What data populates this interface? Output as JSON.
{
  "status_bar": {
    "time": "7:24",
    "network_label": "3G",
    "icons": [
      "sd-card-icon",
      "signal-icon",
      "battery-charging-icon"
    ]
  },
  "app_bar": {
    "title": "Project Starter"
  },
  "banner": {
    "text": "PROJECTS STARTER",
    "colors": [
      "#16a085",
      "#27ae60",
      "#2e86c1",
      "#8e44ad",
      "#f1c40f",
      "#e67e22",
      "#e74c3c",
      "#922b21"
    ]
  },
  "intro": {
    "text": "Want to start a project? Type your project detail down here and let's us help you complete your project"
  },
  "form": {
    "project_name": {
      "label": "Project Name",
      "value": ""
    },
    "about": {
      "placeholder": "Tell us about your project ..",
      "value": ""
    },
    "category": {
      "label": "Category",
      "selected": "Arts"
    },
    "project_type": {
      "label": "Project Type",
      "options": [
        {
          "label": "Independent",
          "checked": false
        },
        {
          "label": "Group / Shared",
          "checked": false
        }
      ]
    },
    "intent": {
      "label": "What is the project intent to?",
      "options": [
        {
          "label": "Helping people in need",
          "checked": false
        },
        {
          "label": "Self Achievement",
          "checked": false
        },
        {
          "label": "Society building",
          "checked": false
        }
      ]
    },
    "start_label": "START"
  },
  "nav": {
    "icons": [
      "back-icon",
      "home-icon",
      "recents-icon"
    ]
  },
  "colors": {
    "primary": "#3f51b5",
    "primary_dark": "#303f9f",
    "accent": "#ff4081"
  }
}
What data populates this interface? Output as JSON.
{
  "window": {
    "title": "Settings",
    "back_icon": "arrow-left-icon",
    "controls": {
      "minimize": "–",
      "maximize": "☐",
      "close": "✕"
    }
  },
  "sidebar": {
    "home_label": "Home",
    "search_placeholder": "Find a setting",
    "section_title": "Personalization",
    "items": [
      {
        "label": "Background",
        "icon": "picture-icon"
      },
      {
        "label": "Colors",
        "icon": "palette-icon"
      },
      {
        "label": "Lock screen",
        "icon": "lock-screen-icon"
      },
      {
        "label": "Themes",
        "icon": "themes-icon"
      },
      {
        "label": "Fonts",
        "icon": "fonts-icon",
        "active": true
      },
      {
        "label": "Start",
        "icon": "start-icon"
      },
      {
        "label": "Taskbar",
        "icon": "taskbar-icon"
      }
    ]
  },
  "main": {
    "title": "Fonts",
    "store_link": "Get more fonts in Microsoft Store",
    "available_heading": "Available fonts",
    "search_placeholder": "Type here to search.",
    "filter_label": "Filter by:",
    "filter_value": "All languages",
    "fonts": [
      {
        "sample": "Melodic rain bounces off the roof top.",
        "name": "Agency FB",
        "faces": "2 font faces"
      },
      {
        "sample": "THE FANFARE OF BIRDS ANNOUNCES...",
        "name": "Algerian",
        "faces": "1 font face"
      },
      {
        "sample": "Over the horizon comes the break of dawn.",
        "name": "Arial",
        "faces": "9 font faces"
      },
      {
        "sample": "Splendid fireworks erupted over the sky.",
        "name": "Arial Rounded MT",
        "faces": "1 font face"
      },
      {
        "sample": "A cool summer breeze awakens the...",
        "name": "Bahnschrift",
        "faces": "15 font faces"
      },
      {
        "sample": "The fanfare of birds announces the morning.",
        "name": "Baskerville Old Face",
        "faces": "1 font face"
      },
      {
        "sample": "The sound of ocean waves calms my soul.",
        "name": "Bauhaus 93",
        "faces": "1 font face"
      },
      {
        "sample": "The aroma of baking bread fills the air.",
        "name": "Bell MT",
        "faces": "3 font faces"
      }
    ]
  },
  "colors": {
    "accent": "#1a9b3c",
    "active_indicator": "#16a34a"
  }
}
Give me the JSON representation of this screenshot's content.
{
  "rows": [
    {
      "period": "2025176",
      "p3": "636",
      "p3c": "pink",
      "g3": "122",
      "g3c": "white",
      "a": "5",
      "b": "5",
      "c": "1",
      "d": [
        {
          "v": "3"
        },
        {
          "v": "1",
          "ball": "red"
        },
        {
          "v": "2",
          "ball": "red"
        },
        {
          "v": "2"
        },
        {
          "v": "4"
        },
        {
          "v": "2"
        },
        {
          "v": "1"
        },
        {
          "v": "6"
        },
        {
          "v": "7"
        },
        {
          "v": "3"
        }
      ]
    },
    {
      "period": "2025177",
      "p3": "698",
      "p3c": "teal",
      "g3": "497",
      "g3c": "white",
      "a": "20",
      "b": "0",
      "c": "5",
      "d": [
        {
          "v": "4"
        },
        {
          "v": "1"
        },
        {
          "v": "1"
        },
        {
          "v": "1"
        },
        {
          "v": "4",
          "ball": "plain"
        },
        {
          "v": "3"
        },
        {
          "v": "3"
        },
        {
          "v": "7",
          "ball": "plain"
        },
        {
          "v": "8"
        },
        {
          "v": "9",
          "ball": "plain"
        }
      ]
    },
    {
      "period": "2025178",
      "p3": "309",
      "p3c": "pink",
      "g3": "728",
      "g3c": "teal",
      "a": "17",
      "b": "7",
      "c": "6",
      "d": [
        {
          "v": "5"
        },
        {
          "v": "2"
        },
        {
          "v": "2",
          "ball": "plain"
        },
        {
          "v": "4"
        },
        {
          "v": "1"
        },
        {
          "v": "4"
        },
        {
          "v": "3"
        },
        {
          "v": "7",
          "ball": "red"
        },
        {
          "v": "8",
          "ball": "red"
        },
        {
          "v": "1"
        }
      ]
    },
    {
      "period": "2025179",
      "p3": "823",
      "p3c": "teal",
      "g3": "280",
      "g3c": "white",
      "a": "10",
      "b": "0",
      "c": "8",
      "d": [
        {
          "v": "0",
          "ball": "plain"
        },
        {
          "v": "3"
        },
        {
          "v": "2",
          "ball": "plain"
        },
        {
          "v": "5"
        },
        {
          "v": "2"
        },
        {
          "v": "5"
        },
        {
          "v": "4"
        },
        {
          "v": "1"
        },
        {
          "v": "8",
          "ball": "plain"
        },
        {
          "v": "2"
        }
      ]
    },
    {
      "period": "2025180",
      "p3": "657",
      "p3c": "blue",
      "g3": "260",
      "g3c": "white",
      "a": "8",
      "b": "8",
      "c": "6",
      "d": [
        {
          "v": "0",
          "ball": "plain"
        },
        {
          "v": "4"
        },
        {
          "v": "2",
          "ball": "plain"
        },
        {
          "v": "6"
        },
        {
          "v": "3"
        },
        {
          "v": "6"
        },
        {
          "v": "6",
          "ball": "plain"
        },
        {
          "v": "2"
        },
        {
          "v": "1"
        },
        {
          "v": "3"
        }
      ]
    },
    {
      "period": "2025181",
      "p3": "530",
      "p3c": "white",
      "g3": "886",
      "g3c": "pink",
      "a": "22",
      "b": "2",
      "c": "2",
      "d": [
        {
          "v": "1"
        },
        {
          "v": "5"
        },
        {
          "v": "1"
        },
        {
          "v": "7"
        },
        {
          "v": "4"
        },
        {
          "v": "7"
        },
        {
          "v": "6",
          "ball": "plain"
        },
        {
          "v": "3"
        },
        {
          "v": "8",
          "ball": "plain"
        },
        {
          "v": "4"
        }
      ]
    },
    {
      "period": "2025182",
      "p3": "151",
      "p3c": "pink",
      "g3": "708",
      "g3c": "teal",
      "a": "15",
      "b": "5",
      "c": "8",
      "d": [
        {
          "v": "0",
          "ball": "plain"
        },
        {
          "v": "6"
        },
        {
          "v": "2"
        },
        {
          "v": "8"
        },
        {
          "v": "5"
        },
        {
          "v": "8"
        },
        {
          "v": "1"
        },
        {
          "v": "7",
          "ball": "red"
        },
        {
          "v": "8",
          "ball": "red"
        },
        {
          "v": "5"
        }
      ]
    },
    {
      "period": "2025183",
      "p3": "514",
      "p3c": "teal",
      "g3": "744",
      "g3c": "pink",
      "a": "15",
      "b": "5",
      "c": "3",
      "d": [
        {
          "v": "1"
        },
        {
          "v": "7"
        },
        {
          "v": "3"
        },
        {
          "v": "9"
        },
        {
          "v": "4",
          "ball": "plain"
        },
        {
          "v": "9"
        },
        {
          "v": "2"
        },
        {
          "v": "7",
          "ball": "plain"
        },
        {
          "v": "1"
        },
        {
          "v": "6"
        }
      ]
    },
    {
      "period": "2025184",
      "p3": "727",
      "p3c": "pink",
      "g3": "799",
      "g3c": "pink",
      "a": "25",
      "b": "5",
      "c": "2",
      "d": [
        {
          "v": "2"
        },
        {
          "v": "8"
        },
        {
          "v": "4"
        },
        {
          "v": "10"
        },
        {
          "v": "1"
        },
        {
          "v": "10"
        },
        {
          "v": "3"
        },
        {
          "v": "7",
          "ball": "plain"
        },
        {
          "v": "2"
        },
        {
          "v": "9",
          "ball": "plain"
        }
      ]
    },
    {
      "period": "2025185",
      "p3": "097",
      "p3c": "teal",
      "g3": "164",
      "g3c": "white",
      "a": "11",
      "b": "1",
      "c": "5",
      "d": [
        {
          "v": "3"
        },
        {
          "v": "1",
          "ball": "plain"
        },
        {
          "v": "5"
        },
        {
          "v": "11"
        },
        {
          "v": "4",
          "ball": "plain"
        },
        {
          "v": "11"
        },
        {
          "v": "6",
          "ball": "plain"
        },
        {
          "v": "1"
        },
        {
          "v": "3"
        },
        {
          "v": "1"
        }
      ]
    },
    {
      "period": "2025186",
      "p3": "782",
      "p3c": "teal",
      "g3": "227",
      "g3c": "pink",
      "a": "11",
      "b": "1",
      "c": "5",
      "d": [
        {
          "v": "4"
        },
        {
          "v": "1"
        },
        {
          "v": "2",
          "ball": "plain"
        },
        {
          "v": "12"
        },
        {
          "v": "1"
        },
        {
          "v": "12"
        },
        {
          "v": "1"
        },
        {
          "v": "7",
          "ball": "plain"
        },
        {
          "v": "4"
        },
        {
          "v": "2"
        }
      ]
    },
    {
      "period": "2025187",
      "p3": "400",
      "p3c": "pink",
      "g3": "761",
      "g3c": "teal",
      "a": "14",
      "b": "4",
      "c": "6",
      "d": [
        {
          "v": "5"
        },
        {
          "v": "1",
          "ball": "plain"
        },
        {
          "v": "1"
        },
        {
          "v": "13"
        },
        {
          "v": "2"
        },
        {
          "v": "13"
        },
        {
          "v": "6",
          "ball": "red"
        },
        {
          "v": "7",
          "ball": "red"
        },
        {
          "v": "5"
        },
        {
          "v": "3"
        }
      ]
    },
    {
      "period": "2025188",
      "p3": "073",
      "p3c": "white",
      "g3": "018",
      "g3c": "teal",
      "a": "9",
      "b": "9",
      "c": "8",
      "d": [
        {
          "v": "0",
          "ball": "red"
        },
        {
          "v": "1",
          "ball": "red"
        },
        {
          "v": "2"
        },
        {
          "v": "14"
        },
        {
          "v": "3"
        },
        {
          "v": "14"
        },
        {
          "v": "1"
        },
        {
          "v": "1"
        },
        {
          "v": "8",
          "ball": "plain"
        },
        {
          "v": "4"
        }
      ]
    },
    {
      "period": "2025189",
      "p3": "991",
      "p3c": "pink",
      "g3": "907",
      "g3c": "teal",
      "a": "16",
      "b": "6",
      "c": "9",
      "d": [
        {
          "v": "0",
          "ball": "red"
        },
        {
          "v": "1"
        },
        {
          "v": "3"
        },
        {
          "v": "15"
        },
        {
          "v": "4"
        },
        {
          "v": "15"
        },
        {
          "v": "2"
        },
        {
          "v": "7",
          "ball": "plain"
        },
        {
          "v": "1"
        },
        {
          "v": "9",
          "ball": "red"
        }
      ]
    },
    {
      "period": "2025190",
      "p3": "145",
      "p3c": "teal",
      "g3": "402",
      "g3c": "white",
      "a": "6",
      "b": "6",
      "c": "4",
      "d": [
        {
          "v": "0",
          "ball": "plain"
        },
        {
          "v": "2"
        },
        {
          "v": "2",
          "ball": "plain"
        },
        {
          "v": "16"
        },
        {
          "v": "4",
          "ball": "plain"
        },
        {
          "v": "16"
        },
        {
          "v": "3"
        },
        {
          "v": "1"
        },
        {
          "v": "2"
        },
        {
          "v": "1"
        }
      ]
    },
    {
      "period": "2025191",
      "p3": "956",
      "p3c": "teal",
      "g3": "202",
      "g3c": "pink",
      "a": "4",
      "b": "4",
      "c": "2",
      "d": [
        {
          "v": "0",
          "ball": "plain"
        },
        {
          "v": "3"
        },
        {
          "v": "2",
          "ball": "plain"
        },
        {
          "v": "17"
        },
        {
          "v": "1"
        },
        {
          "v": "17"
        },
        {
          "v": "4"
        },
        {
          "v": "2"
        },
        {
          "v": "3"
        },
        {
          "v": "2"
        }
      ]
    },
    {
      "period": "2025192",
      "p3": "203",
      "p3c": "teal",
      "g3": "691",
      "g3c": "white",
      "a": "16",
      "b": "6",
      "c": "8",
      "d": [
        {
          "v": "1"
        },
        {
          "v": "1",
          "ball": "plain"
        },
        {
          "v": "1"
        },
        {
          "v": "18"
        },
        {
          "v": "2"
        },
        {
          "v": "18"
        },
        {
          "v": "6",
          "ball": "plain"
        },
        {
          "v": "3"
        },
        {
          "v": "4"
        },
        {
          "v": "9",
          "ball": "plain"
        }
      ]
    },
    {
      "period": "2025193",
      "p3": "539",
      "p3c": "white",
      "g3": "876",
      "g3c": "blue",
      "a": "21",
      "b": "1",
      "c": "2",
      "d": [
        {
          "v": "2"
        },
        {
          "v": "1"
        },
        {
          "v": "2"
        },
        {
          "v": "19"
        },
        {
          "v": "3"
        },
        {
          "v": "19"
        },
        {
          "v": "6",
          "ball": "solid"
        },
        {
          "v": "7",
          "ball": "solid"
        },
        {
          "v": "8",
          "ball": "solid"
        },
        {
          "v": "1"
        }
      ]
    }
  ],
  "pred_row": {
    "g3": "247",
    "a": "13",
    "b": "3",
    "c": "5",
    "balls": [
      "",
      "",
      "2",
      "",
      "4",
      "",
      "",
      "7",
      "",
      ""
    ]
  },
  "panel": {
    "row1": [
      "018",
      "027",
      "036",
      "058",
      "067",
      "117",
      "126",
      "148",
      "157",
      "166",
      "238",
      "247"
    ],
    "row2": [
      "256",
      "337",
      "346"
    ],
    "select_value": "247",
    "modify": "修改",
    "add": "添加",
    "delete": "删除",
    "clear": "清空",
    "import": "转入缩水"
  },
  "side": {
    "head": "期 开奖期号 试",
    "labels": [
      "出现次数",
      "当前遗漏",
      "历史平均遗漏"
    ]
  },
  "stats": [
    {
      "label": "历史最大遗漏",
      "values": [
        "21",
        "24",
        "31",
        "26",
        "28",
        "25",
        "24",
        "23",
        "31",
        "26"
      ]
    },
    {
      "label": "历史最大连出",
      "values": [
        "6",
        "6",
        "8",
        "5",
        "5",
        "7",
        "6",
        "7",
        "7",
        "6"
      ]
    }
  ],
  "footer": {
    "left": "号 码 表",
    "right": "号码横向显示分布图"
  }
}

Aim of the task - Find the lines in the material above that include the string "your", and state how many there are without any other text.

Result of this exercise - 2